What are the life course theories?
For example, transitioning into a parent brings about a new pattern of experiences that are related to raising a child that is different than someone who never becomes a parent. Іn соnсlusіоn thе Lіfе Соursе Тhеоrу tеасhеs us hоw реорlе аrе аnаlуzеd bаsеd оn thеіr еnvіоrmеnts, сulturе аnd thеіr sосіаl bоnds thаt lеаd tо аntі-sосіаl bеhаvіоr Wоrk СіtеdFullеr, Jоhn R. Defining life course theory Life course theory has become widely acknowledged as a respected approach which is used by many international bodies, including, for example, the World Health Organization. Studіеs hаvе shоwn thаt сhіldrеn whо аrе аntіsосіаl реrfоrm рооrlу іn sсhооl. These life courses can change in different cultures.
Life course theory Flashcards
It examines what causes and marks changes in a life and what influences its direction. This approach would eventually be adopted by sociologists in the 1960s and become its own approach to sociological research. Рrіmаrу Рrеvеntіоn: Sсhооl-wіdе асtіvіtіеs tо рrеvеnt rіsk оf dеvеlоріng аntіsосіаl раttеrns. These traits evolve and then shape the environment and the life that the people live in. Life course theory has five distinct principles: a time and place; b life-span development; c timing; d agency; and e linked lives.
Criminology / Life Course Theory
All of these examples support the biological theories and most of the time people living in those conditions are more susceptible to… Biological Analysis Of Criminal Behaviour Essay Although it can be argued the case of nature vs. Basic Concepts of Life Course Approach To fully understand life course theory, it is important to be familiar with some of the basic concepts that life course theorists often emphasize: Cohorts A cohort is a group of people that are born in the same period of time and that experience the same social, historical, or cultural event or change. However, socialization continues throughout the several stages of the life course, most commonly categorized as childhood, adolescence, adulthood, and old age. These individuals become criminals because of the influence that society has on them while they are developing their identities and personalities. Freud also said, that the improperly socialized child may develop a personality disturbance that causes her or him to direct antisocial impulses inward or outward. The Gluecks also went beyond social factors and looked at biological traits and psychology. What are two causes of crime?
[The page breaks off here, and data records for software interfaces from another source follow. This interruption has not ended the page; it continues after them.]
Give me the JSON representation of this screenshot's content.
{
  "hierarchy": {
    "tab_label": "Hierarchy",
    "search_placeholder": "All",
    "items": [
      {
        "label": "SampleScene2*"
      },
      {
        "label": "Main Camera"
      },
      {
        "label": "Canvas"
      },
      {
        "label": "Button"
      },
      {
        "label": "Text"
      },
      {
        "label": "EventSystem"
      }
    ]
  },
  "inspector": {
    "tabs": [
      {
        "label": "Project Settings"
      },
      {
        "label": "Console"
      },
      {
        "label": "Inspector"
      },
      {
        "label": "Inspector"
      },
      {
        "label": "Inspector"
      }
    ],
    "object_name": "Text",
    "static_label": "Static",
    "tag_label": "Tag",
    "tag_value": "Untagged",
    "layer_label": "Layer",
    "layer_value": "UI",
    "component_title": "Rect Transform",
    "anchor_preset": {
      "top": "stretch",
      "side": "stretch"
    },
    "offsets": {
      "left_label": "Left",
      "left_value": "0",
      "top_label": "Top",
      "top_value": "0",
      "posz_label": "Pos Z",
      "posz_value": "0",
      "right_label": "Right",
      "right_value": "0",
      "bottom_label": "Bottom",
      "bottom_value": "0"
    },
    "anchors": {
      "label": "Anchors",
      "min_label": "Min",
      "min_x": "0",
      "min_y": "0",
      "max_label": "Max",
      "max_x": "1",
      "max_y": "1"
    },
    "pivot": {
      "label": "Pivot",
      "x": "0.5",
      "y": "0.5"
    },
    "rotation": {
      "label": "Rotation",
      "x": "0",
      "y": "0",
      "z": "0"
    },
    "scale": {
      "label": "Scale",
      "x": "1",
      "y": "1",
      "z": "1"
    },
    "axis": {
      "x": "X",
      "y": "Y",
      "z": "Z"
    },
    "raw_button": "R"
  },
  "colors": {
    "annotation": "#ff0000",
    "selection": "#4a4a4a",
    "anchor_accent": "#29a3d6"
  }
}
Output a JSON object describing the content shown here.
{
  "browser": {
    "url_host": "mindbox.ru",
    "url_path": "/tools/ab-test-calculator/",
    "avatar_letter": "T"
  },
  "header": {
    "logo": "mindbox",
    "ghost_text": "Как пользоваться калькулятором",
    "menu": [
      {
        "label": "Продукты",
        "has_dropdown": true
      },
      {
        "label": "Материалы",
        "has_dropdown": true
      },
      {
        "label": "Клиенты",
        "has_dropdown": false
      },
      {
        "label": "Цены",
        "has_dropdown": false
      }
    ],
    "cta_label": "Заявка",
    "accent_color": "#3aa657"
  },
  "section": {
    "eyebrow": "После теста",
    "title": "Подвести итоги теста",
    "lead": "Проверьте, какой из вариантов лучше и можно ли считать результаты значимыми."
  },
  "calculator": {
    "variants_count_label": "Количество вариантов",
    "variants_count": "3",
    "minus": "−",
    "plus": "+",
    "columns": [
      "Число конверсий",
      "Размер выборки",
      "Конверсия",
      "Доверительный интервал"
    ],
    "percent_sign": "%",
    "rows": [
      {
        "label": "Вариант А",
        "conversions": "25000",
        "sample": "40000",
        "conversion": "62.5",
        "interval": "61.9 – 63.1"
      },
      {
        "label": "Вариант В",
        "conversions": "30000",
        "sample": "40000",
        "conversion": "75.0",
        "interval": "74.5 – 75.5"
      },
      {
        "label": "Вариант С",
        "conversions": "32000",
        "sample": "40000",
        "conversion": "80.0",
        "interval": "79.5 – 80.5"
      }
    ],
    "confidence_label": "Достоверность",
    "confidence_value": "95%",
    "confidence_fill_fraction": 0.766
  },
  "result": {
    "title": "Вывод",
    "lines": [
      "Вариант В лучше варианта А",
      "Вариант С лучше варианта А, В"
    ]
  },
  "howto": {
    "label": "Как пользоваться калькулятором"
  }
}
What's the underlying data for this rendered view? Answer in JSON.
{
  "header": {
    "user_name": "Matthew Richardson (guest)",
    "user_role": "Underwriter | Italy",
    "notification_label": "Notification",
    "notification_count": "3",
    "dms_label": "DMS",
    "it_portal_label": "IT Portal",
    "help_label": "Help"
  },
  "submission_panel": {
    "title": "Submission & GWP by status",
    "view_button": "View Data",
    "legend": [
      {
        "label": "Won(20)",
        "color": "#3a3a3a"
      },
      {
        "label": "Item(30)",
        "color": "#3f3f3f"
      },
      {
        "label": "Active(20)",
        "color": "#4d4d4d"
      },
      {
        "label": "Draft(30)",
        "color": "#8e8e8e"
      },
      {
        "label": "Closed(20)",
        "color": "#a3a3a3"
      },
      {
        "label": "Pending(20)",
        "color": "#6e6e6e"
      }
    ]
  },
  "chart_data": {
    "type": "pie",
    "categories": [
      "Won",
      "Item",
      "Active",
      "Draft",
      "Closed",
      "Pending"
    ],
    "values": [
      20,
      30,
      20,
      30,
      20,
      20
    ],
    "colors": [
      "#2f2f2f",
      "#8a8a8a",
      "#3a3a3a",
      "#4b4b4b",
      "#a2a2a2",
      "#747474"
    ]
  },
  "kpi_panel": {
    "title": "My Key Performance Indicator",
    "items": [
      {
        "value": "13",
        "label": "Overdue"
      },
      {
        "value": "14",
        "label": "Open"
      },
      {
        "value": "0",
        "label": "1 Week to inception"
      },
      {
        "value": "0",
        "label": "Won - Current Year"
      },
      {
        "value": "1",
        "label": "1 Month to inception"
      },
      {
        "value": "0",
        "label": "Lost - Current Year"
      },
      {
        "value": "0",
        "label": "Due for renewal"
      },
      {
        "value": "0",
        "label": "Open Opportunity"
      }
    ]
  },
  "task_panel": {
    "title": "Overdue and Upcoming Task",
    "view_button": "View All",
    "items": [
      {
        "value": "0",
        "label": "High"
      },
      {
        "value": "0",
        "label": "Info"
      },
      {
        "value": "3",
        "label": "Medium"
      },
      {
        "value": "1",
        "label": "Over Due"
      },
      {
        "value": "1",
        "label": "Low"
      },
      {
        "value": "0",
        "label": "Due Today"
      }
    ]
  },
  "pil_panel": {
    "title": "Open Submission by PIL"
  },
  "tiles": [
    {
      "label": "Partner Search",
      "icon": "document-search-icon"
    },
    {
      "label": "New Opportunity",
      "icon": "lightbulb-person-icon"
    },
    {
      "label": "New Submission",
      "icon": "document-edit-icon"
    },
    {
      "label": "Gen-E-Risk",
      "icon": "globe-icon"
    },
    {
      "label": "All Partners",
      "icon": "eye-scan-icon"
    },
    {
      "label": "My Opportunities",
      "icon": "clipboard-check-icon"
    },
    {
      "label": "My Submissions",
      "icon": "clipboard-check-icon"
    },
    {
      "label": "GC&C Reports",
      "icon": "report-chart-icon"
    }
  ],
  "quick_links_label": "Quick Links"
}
The study was longitudinal and followed the careers of known delinquent and non-delinquent individuals to see what set the groups apart.
Life Course Theories
The main premise of life course theory concludes that multiple social, personal, and economic factors can influence criminality and that all of these change over time as does criminal involvement and opportunity. These behaviors replenish the gene pool and make the next generation of criminals. Life course theory has five distinct principles: a time and place; b life-span development; c timing; d agency; and e linked lives. What is an example of life course theory? There are a host of cultural, social and economic factors impacting on life that can be used to describe its direction and narrative. We used these principles to examine and explain high-risk pregnancy, its premature conclusion, and subsequent mothering of medically fragile preterm infants.